This clarification is welcomed and deals with what was until now a grey area, with ACAS previously advising that there was no legal right to such payments. As the Health Secretary said: “That is a very important message for employers and those who can go home and self-isolate as if they were sick, because it is for medical reasons.”
This guidance provides much needed clarity at a time when questions are being raised. It is important to note, however, that if an individual chooses to self-isolate without any medical guidance they will not qualify for statutory sick pay.
If a place of work needs to be shut down, employers should have a policy and plan in place. They will need to consider if people can work remotely, what the contact arrangements are to keep employees up to date, and other measures that will need to be taken to best ensure that a business can continue to operate.
If the workplace is required to shut down, in most cases employers will need to continue to pay their staff as normal, unless the employee can work remotely but voluntarily choose not to.
We offer this advice to employers:
- Determine what proportionate steps should be taken by the company concerning day-to-day work, such as the provision of hand-sanitisers, ability to work remotely, and other steps.
- Determine when and in what circumstances sick pay is to be paid, including the reporting framework for employees so that the policy can be applied on a consistent basis.
- Set up a central point of contact for your employees and managers, so that queries and issues can be addressed, again on a consistent basis.
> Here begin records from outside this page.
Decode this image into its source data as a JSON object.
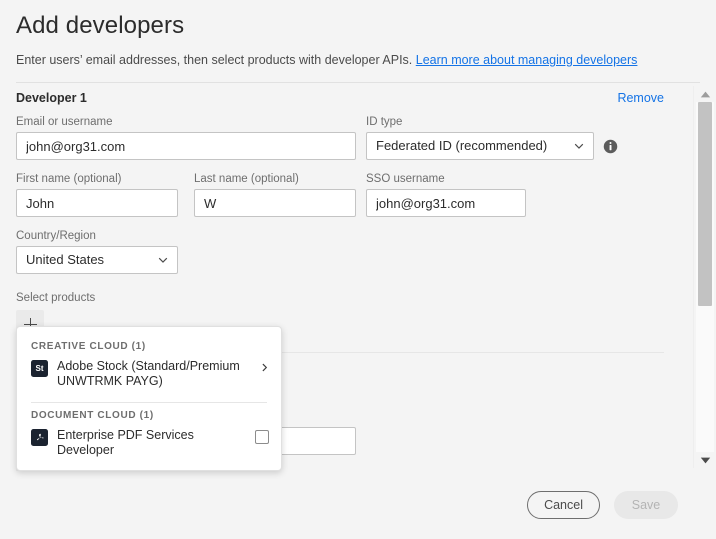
{
  "header": {
    "title": "Add developers",
    "subtitle_text": "Enter users’ email addresses, then select products with developer APIs.",
    "subtitle_link": "Learn more about managing developers"
  },
  "developer_section": {
    "title": "Developer 1",
    "remove_label": "Remove",
    "fields": {
      "email": {
        "label": "Email or username",
        "value": "john@org31.com"
      },
      "id_type": {
        "label": "ID type",
        "value": "Federated ID (recommended)"
      },
      "first_name": {
        "label": "First name (optional)",
        "value": "John"
      },
      "last_name": {
        "label": "Last name (optional)",
        "value": "W"
      },
      "sso_username": {
        "label": "SSO username",
        "value": "john@org31.com"
      },
      "country": {
        "label": "Country/Region",
        "value": "United States"
      }
    }
  },
  "select_products": {
    "label": "Select products",
    "add_button_glyph": "+"
  },
  "product_popup": {
    "groups": [
      {
        "title": "CREATIVE CLOUD (1)",
        "items": [
          {
            "icon_text": "St",
            "icon_name": "adobe-stock-icon",
            "label": "Adobe Stock (Standard/Premium UNWTRMK PAYG)",
            "control": "chevron"
          }
        ]
      },
      {
        "title": "DOCUMENT CLOUD (1)",
        "items": [
          {
            "icon_text": "",
            "icon_name": "acrobat-pdf-icon",
            "label": "Enterprise PDF Services Developer",
            "control": "checkbox"
          }
        ]
      }
    ]
  },
  "footer": {
    "cancel_label": "Cancel",
    "save_label": "Save"
  },
  "colors": {
    "accent_link": "#1473e6",
    "background": "#f4f4f4",
    "text_primary": "#2c2c2c",
    "text_secondary": "#6e6e6e",
    "border": "#c4c4c4",
    "product_icon": "#1b2330"
  }
}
- Ideally prepare a written policy detailing issues such as (i) steps to be taken by employees, such as washing hands, (ii) how and who to report any concerns regarding coronavirus, (iii) the situations in which sick pay will and will not be paid, including reporting, and (iv) travel on company business.